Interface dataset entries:
= Beginning of Section =
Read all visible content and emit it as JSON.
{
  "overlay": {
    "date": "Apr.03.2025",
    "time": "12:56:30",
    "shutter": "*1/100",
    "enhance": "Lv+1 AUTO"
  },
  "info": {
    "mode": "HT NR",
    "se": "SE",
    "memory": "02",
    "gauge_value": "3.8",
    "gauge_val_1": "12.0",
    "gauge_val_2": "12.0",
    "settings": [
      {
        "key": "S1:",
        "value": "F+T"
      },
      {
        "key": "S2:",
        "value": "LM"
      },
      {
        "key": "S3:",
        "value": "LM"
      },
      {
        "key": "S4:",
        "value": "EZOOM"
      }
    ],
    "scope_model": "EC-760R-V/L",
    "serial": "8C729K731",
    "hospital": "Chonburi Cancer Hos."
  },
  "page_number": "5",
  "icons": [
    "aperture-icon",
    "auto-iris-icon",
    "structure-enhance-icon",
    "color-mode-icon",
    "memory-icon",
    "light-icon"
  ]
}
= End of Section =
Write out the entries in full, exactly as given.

Read all visible content and emit it as JSON.
{
  "overlay": {
    "date": "Apr.03.2025",
    "time": "12:56:30",
    "shutter": "*1/100",
    "enhance": "Lv+1 AUTO"
  },
  "info": {
    "mode": "HT NR",
    "se": "SE",
    "memory": "02",
    "gauge_value": "3.8",
    "gauge_val_1": "12.0",
    "gauge_val_2": "12.0",
    "settings": [
      {
        "key": "S1:",
        "value": "F+T"
      },
      {
        "key": "S2:",
        "value": "LM"
      },
      {
        "key": "S3:",
        "value": "LM"
      },
      {
        "key": "S4:",
        "value": "EZOOM"
      }
    ],
    "scope_model": "EC-760R-V/L",
    "serial": "8C729K731",
    "hospital": "Chonburi Cancer Hos."
  },
  "page_number": "5",
  "icons": [
    "aperture-icon",
    "auto-iris-icon",
    "structure-enhance-icon",
    "color-mode-icon",
    "memory-icon",
    "light-icon"
  ]
}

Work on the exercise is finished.